The body starts to work in repairing the damage on the skin and it does so using new collagen fibers. Collagen is the fiber that provides the skin its flexibility and strength. Regrettably, the repair job will not look as even and faultless as prior to the skin breakout.
There are times when body manufactures excess collagen, and this produces a mass of elevated tissue on the top of the skin. This type of scarring is called referred to as hypertrophic.
In most cases, acne leads to depressed or atrophic scars. Atrophic scars form when there is a deficiency of tissues. Ice pick scars are perfect samples of atrophic scars.
The extent of scar development is usually measured by the level of inflammation it attains. The bigger the inflammation on the skin, the greater the possibility of scarring can happen. Massive breakouts that heal slowly can also boost the chances of scarring. On the other hand, whiteheads, blackheads, and other minor types of blemishes generally do not lead to scarring since these types of lesions do not totally damage skin tissue.
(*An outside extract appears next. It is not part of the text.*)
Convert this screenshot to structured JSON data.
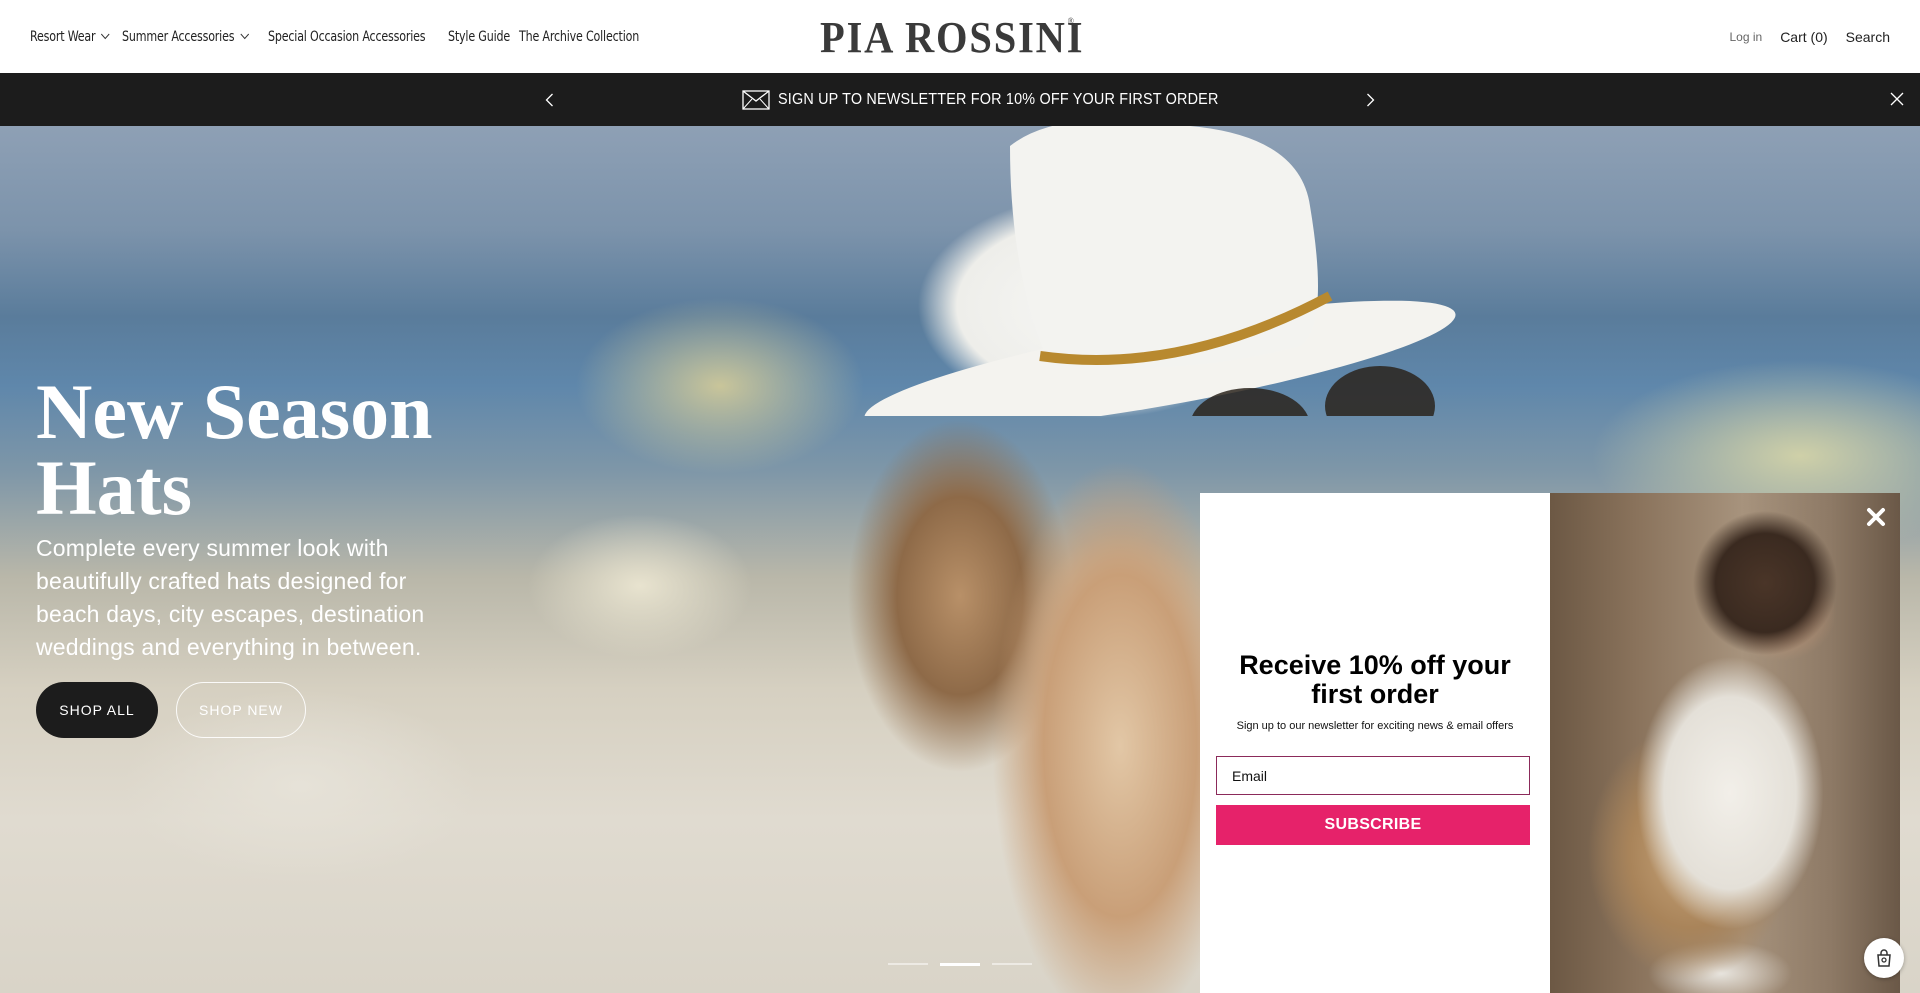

Always try to avoid the temptation to pick and squeeze acne. Every time you do that, you are forcing fragments or debris deeper into the skin where this can lead to infection of other tissues. When this happens, the inflammation can only worsen.
You should also refrain from picking at scabs. The scab is the body’s natural “bandage” which covers the wound as it heals. Removing a scab off a wound before it is ready delays the healing process and boosts the chances of scarring.
And lastly, always keep your body clean.